▶ _About this exercise_
Count the lines below containing "камней". Number only.

━━━━━ Data for this task

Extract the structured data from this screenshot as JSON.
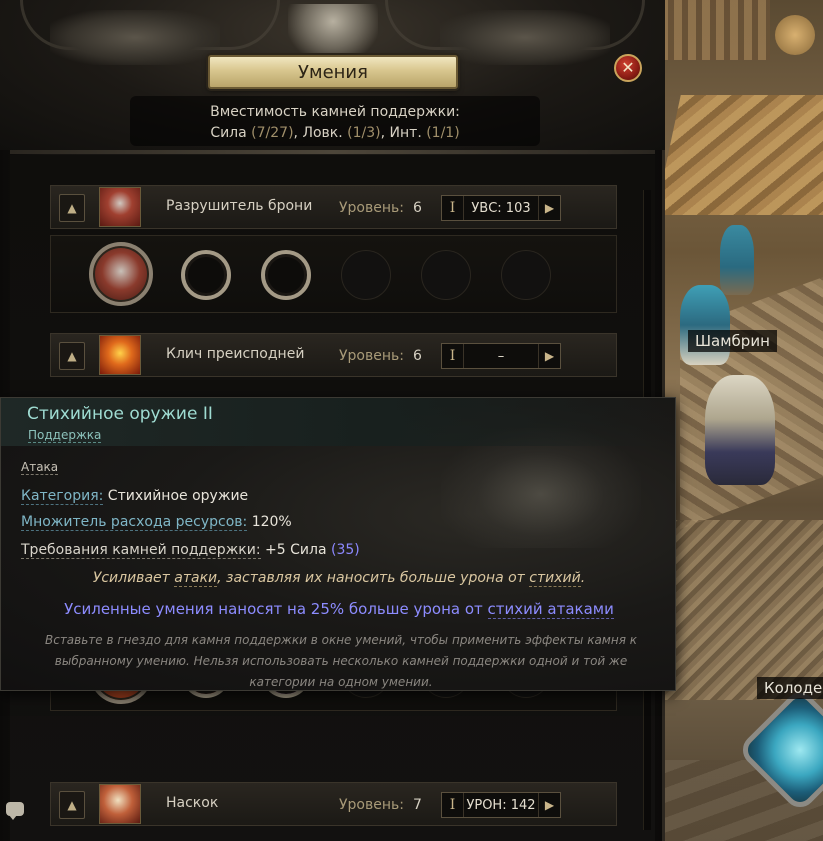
{
  "panel": {
    "title": "Умения",
    "close_glyph": "✕",
    "capacity": {
      "heading": "Вместимость камней поддержки:",
      "str_label": "Сила",
      "str_value": "(7/27)",
      "dex_label": "Ловк.",
      "dex_value": "(1/3)",
      "int_label": "Инт.",
      "int_value": "(1/1)"
    }
  },
  "skills": [
    {
      "name": "Разрушитель брони",
      "level_label": "Уровень:",
      "level": "6",
      "stat_bar": "I",
      "stat": "УВС: 103",
      "arrow": "▶",
      "icon": "hammer-icon",
      "up": "▲"
    },
    {
      "name": "Клич преисподней",
      "level_label": "Уровень:",
      "level": "6",
      "stat_bar": "I",
      "stat": "–",
      "arrow": "▶",
      "icon": "infernal-cry-icon",
      "up": "▲"
    },
    {
      "name": "Наскок",
      "level_label": "Уровень:",
      "level": "7",
      "stat_bar": "I",
      "stat": "УРОН: 142",
      "arrow": "▶",
      "icon": "leap-slam-icon",
      "up": "▲"
    }
  ],
  "tooltip": {
    "title": "Стихийное оружие II",
    "subtitle": "Поддержка",
    "tag": "Атака",
    "category_label": "Категория:",
    "category_value": "Стихийное оружие",
    "cost_label": "Множитель расхода ресурсов:",
    "cost_value": "120%",
    "req_label": "Требования камней поддержки:",
    "req_value": "+5 Сила",
    "req_extra": "(35)",
    "flavor_a": "Усиливает",
    "flavor_b": "атаки",
    "flavor_c": ", заставляя их наносить больше урона от",
    "flavor_d": "стихий",
    "flavor_e": ".",
    "mod_a": "Усиленные умения наносят на 25% больше урона от",
    "mod_b": "стихий атаками",
    "help": "Вставьте в гнездо для камня поддержки в окне умений, чтобы применить эффекты камня к выбранному умению. Нельзя использовать несколько камней поддержки одной и той же категории на одном умении."
  },
  "world": {
    "npc_label": "Шамбрин",
    "well_label": "Колоде"
  },
  "colors": {
    "accent_gold": "#d8c68e",
    "tooltip_title": "#9fdcd2",
    "modifier_blue": "#8d8cff",
    "close_red": "#8a1c14"
  }
}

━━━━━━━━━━

▶ _Response to the task_
3